Mark Lilla, author of The Stillborn God (discussed in Art's post below), engages in a dialogue with Damon Linker and Philip Jenkins, summarized here, with links to the fuller essays. They are carrying on a dialogue which John, Art and others have been conducting more informally here at our little baby blog.
There is much truth in Lilla’s approach to understanding the place of religion in American politics and history. And he is surely right to urge us not to exaggerate the threat of an emerging theocracy at home, when, as he points out, hardly any believers question the legitimacy of the country’s Constitution or basic democratic procedures. Yet I wonder whether Lilla’s conceptual schema is capable of capturing the complexities of America’s political-religious reality. No, American Christians are not, for the most part, “willing to kill or be killed” in the name of their beliefs, as Christians of earlier eras sometimes were. But is it really common for devout believers in the United States to accept that the principles underlying American government are “humanistic,” as Lilla asserts? And is it really accurate to say, as Lilla does, that one of “our” working assumptions in the United States is that “religion is essentially a private matter”? I know that I make that assumption, as does Lilla, and as do many millions of broadly secular (and a good many religious) Americans. But it is also true that many (other) millions of religious Americans explicitly reject this assumption—as they do the secular-liberal interpretation of the Constitution that Lilla assumes.

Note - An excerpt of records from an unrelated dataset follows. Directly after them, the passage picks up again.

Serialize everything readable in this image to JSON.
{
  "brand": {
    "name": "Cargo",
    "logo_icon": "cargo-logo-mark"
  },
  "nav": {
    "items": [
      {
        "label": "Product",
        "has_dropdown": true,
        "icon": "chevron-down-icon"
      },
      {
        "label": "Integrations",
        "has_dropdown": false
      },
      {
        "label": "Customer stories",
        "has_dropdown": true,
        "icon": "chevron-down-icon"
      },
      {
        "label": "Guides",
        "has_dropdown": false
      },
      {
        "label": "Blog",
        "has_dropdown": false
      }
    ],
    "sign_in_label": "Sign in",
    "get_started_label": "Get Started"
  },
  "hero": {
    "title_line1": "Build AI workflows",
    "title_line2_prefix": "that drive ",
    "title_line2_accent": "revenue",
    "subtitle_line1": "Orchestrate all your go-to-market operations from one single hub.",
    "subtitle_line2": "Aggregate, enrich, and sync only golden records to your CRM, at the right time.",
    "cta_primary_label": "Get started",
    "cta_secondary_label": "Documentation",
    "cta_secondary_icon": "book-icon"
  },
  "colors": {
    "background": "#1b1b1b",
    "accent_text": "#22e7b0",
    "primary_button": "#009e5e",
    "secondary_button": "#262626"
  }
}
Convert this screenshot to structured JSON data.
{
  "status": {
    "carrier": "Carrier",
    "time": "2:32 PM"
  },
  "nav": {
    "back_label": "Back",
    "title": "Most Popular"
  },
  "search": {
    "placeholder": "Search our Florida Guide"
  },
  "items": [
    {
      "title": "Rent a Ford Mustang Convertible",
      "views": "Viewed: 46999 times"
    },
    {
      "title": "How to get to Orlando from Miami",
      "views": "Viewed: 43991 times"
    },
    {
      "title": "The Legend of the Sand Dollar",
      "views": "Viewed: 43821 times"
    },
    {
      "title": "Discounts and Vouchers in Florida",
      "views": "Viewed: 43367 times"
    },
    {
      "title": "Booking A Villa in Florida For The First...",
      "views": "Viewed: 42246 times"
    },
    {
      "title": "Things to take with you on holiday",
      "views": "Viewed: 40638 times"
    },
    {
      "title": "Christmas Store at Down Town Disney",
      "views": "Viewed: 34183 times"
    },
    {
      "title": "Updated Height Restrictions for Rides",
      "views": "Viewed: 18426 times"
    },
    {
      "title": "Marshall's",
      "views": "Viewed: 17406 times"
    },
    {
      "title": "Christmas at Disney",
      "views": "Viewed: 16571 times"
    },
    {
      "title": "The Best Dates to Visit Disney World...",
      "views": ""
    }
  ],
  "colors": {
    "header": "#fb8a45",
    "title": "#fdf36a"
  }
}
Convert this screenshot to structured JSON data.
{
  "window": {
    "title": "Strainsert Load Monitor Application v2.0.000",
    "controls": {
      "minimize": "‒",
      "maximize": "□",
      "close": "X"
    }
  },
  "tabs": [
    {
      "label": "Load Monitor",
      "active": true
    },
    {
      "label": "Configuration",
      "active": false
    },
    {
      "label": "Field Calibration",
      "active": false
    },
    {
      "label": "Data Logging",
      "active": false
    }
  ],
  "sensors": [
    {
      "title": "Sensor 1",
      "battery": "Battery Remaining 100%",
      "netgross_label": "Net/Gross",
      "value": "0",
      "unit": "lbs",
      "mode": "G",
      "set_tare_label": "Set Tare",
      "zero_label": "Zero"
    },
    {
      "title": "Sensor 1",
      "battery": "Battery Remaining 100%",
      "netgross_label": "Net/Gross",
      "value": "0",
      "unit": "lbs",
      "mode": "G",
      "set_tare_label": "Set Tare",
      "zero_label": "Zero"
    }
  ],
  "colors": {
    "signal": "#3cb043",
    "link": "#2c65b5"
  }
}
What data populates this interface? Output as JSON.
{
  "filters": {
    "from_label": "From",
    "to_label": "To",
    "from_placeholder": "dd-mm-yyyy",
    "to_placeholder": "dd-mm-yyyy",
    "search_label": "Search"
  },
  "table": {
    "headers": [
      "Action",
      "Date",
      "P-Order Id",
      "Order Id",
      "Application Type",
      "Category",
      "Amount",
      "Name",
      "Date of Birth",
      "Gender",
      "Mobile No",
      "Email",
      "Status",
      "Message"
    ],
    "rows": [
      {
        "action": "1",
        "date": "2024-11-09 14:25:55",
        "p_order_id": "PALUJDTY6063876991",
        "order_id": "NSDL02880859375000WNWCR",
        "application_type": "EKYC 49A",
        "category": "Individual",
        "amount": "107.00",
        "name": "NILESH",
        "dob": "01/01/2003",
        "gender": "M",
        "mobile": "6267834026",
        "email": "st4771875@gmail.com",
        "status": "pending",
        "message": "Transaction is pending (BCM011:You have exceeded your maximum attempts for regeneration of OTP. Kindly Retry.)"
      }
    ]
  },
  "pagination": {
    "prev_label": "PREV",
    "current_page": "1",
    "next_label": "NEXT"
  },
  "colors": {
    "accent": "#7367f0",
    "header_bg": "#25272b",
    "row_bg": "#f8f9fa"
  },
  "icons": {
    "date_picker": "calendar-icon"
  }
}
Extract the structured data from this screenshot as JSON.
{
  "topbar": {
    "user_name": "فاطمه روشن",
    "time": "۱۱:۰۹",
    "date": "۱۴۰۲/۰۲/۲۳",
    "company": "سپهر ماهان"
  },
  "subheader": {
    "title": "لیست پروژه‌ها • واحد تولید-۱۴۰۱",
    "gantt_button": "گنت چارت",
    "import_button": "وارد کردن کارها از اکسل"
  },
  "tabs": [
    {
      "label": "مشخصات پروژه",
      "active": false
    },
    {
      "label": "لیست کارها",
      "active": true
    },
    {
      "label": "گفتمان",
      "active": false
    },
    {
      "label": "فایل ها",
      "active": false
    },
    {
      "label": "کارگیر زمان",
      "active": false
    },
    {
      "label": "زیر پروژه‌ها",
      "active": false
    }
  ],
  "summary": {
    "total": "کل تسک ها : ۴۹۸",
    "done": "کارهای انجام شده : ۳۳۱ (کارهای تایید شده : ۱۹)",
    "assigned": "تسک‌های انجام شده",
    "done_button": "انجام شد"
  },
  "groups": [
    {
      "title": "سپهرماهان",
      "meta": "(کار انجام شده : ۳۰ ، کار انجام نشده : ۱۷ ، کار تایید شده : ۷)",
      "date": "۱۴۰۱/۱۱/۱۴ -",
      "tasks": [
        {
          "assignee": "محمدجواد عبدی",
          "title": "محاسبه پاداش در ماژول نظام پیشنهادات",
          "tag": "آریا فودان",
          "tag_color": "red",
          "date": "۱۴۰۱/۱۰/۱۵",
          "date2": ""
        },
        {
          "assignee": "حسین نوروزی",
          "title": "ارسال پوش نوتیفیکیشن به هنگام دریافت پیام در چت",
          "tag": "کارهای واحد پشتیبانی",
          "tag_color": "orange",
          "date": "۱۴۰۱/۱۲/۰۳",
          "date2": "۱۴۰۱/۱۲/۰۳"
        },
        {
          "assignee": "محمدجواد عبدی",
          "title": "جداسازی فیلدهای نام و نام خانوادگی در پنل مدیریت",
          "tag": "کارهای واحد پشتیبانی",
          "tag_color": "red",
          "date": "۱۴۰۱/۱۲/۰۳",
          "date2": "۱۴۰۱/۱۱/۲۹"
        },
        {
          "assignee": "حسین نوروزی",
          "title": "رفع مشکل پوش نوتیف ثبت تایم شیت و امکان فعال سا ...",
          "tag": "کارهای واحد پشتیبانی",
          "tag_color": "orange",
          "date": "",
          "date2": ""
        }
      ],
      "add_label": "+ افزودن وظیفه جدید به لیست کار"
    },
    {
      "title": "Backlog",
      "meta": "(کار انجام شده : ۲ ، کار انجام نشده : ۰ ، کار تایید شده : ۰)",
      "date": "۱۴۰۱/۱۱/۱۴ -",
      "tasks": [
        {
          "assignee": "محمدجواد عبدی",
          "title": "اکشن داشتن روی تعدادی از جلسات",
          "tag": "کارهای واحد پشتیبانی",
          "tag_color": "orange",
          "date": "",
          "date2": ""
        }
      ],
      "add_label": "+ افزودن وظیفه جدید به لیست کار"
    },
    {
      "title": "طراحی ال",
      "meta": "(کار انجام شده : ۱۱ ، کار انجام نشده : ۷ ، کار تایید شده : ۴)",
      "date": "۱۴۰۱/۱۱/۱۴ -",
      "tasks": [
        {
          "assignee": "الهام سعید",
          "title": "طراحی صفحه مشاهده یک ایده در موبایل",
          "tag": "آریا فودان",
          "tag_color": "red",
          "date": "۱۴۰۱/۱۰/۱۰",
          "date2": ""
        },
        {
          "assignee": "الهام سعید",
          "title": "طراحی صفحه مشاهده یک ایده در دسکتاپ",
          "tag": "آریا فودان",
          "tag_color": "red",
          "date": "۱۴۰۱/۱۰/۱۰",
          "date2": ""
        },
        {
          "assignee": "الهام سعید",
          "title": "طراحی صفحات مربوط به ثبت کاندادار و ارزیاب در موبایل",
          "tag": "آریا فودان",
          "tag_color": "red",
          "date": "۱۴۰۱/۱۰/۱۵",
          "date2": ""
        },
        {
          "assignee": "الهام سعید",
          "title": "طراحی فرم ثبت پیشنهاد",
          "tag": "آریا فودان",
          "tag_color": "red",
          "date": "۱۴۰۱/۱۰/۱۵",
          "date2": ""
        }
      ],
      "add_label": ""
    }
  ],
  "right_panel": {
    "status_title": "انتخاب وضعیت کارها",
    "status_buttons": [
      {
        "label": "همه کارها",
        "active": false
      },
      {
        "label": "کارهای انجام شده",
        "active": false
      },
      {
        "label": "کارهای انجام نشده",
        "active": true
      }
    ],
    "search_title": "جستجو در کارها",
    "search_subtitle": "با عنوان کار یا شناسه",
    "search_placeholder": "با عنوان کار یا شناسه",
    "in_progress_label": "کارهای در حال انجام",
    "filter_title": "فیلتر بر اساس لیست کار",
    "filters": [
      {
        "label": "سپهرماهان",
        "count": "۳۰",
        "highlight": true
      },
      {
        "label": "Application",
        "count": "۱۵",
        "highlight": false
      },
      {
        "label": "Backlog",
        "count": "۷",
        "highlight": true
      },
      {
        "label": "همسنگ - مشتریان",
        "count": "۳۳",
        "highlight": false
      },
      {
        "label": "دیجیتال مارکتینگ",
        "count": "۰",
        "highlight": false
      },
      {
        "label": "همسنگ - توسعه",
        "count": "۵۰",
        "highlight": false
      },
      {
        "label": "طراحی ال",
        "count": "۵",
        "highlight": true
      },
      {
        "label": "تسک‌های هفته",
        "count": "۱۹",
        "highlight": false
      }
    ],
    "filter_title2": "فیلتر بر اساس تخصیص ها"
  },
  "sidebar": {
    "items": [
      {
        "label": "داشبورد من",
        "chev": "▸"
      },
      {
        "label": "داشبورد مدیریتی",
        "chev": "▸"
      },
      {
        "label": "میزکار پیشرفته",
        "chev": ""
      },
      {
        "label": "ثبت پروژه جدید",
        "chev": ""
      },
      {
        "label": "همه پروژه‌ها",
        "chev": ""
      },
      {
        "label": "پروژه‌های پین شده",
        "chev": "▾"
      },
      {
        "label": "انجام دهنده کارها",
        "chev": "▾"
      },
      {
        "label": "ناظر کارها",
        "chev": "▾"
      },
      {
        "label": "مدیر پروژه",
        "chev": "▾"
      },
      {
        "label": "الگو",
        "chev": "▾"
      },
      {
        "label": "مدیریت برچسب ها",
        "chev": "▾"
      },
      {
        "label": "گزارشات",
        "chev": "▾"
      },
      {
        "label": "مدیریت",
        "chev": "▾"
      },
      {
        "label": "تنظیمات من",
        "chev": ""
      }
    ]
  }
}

In his response, Philip Jenkins takes fundamental issue with Lilla:
Let me begin with his basic argument about American exceptionalism, the idea that the lack of a powerful established church in American history meant that the country never developed a political theology. Certainly, Lilla concedes, preachers and religious figures have often advocated particular causes, but with a couple of rare exceptions, they have not challenged the basic legitimacy of American democracy. To the contrary, I would be hard pressed to point to an era in American history in which politics were not characterized by basic political theologies, often in fervent competition with each other. When Lilla opines that “Americans have rarely read the Bible as a call to political battle”, the rumbling sound you hear in the distance is the massed stirring of tens of thousands of normally placid historians searching for their pitchforks and torches before marching en masse to Columbia University to remonstrate personally with the author. His sentence is accurate, provided we replace “rarely” with “always.”
In a broader conclusion regarding what is required for the kind of "great separation" elsewhere that Lilla traces in the West following the religious wars of the 17th century, Jenkins argues
Change depends on economic development, the creation of free institutions and free media. Social pluralism is the prerequisite, not the consequence, of religious toleration. And given the right economic, legal and cultural circumstances, both the tolerance and the pluralism can flourish in any religious context. The problem lies in a stillborn modernization, not a stillborn God.
I'm not much of a Cato Institute guy -- to say the least! -- but this exchange at "Cato Unbound" is stimulating and valuable.